Back from Argentina:

I have now returned from Argentina (as well as brief side trips to Brazil and Uruguay). I'm not going to attempt to describe the tourist sites, as many other people can do that better than I could. But one of the most amazing places I saw was the Iguazu National Park, which spans the border between Argentina and Brazil. Iguazu has breathtaking views and much interesting wildlife. One example is the Coati, pictured here (not one of my photos, which aren't developed yet, but taken from this website).

Coatis are genetically related to raccoons. But unlike raccoons, they are not nocturnal and seem to have no fear of humans. Coatis are also social animals that live in large packs. Often 10 or 12 of them will appear at once and start sniffing you over. Coatis have a female-dominated social structure, with adult males allowed to join the band only during mating season. For more on Coatis, see here.

Related Posts (on one page):

  1. More Coati-Blogging:
  2. Back from Argentina:
Sunday Song Lyric: Back in 2003, the Dixie Chicks alienated a good portion of their fan base when lead singer Natalie Maines told a London concert audience that she was embarrassed to be from the same state as President George W. Bush. Many country music stations responded by refusing to play Dixie Chick songs, and record sales suffered.
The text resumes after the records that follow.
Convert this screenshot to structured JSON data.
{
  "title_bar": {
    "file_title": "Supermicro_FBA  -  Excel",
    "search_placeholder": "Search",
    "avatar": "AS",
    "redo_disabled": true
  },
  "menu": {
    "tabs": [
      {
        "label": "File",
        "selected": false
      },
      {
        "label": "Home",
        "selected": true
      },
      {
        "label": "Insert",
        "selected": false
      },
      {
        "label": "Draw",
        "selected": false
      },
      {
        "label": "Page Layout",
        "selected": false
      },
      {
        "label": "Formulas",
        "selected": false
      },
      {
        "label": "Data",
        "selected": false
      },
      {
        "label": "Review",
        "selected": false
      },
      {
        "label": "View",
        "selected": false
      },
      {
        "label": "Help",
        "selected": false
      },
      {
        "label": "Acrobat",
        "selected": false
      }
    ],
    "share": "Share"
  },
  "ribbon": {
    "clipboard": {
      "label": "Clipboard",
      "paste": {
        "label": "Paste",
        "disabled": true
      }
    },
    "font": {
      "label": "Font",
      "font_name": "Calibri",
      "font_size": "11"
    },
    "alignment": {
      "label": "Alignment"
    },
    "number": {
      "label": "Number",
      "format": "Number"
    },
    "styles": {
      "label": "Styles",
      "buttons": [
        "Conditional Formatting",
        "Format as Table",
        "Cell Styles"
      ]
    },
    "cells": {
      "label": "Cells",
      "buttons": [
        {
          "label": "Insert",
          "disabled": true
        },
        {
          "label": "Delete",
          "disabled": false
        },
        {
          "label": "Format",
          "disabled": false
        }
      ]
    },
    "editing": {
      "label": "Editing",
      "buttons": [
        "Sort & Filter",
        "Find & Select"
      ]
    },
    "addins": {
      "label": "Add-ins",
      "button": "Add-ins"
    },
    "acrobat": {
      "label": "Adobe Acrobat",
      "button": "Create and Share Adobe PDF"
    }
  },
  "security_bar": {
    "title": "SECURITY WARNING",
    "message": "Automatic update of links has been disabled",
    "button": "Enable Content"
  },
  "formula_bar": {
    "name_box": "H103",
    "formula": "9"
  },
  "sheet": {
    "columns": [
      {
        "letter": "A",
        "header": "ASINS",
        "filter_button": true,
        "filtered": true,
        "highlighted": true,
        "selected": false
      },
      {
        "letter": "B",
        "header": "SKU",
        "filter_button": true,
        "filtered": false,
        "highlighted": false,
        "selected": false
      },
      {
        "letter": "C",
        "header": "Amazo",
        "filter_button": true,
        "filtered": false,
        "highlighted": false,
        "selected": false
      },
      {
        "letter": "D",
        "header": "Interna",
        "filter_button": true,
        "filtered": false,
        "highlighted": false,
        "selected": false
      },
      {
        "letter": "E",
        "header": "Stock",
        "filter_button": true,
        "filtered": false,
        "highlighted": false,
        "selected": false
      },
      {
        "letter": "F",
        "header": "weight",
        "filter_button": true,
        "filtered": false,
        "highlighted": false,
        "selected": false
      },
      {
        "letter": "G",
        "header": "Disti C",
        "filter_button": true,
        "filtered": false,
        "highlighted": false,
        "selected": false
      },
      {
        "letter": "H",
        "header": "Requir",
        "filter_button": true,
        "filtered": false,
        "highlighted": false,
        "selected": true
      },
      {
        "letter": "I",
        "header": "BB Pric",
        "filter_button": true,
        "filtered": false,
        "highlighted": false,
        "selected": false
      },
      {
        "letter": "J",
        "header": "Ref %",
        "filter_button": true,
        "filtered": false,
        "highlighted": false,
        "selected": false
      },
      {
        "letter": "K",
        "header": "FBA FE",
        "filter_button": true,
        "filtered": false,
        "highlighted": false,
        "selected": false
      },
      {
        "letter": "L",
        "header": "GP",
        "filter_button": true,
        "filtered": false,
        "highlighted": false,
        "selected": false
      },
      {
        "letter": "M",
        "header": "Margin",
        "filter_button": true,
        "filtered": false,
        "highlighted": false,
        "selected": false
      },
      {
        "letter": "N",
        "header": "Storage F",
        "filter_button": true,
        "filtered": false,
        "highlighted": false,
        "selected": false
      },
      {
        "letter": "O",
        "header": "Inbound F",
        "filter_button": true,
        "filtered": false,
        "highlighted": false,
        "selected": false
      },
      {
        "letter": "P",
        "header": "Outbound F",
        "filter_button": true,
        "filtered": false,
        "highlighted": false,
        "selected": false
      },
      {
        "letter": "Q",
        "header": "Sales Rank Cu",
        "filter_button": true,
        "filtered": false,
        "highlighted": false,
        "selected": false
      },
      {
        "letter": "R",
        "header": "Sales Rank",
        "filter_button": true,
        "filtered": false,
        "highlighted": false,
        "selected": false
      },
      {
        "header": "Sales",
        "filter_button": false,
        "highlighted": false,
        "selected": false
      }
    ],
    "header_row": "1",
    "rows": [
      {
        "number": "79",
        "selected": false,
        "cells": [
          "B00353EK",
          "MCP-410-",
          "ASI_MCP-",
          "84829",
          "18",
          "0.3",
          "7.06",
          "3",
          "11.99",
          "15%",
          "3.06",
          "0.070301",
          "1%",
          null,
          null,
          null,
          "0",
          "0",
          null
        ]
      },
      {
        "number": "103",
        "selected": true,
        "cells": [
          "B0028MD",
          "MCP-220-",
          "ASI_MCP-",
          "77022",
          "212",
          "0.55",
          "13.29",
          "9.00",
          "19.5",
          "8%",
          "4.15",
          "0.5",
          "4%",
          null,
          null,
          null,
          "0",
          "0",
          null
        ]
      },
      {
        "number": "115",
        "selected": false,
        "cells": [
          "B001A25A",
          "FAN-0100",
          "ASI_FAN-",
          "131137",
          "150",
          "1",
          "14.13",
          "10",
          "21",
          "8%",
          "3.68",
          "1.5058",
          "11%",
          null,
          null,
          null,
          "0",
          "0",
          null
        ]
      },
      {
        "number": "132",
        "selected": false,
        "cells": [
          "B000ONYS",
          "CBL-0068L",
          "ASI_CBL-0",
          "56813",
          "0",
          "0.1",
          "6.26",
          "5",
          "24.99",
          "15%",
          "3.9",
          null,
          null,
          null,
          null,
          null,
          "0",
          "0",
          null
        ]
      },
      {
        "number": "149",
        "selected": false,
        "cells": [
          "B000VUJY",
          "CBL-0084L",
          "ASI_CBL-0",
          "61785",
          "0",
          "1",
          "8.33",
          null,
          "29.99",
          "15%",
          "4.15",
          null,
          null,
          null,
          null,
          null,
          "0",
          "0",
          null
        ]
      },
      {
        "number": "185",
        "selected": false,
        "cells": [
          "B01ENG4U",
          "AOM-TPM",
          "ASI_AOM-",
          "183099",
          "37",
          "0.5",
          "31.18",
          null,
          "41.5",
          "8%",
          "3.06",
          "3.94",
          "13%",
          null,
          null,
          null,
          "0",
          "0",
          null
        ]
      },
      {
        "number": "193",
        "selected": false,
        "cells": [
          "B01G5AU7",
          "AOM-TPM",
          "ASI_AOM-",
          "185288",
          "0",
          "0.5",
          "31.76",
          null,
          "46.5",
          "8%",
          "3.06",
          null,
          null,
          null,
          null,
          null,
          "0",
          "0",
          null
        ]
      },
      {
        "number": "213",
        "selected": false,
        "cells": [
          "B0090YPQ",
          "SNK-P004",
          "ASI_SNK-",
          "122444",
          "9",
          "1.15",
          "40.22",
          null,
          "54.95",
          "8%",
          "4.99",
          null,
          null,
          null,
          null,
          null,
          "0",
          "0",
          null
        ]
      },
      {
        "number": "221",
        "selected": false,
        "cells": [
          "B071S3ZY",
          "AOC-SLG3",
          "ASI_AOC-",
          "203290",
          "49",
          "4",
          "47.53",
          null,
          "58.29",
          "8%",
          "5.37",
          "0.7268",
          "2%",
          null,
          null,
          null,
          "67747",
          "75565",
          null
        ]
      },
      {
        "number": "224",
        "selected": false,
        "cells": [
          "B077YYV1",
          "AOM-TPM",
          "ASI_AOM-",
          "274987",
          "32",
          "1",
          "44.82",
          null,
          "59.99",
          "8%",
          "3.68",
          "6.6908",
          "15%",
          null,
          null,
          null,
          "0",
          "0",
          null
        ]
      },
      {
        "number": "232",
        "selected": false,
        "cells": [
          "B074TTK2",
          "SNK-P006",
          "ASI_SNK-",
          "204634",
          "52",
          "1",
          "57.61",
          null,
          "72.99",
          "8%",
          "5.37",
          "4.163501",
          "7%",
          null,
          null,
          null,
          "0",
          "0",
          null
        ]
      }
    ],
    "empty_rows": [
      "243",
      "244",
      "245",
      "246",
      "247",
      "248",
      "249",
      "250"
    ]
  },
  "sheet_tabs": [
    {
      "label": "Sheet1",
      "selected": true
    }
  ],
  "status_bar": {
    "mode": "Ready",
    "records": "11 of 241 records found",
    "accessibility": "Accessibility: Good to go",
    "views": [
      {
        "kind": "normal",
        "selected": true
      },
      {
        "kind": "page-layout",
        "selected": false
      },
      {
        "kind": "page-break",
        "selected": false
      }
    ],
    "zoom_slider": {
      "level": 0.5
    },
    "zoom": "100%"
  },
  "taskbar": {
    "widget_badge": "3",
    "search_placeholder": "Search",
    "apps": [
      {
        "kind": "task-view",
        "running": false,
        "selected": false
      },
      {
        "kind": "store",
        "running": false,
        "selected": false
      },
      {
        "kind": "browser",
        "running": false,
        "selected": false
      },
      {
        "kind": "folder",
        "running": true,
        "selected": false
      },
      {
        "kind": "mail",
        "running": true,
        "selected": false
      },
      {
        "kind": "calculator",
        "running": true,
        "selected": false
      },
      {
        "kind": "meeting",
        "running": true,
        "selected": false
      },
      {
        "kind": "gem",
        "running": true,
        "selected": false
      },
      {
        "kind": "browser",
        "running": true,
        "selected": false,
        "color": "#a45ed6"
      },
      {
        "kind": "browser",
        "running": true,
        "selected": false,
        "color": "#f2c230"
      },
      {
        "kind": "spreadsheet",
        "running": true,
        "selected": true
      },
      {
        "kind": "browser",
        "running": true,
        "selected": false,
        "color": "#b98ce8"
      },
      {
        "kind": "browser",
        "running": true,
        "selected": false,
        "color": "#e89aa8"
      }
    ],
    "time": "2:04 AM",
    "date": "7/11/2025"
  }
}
While I was never much of a Dixie Chick fan (though I have seen them in concert), I did not feel Maines' comments justified a boycott, but many country music listeners obviously felt otherwise. I also don't think the Chicks helped matters by crying "censorship" and posing martyrs for free speech.

The Dixie Chicks released a new album this week -- their first since Maines' comments -- but it seems they still have some problems. According to this report, country music stations have not warmed to the first singles (though one is apparently receiving decent VH-1 airplay). One possibility is that country music fans have long memories, and are unwilling to forgive Maines for her comments. Another is that the trio has not made it easy for their fans to forgive and forget. Consider the lyrics to one of their new singles, "Not Ready to Make Nice":

Forgive, sounds good.
Forget, I'm not sure I could.
They say time heals everything,
But I'm still waiting

I'm through, with doubt,
There's nothing left for me to figure out,
I've paid a price, and i'll keep paying

I'm not ready to make nice,
I'm not ready to back down,
I'm still mad as hell
And I don't have time
To go round and round and round
It's too late to make it right
I probably wouldn't if I could
Cause I'm mad as hell
Can't bring myself to do what it is
You think I should

I know you said
Why can't you just get over it,
It turned my whole world around
and i kind of like it
If, as Maines sings, the Chicks are "not ready to make nice," why should their former fans feel any different?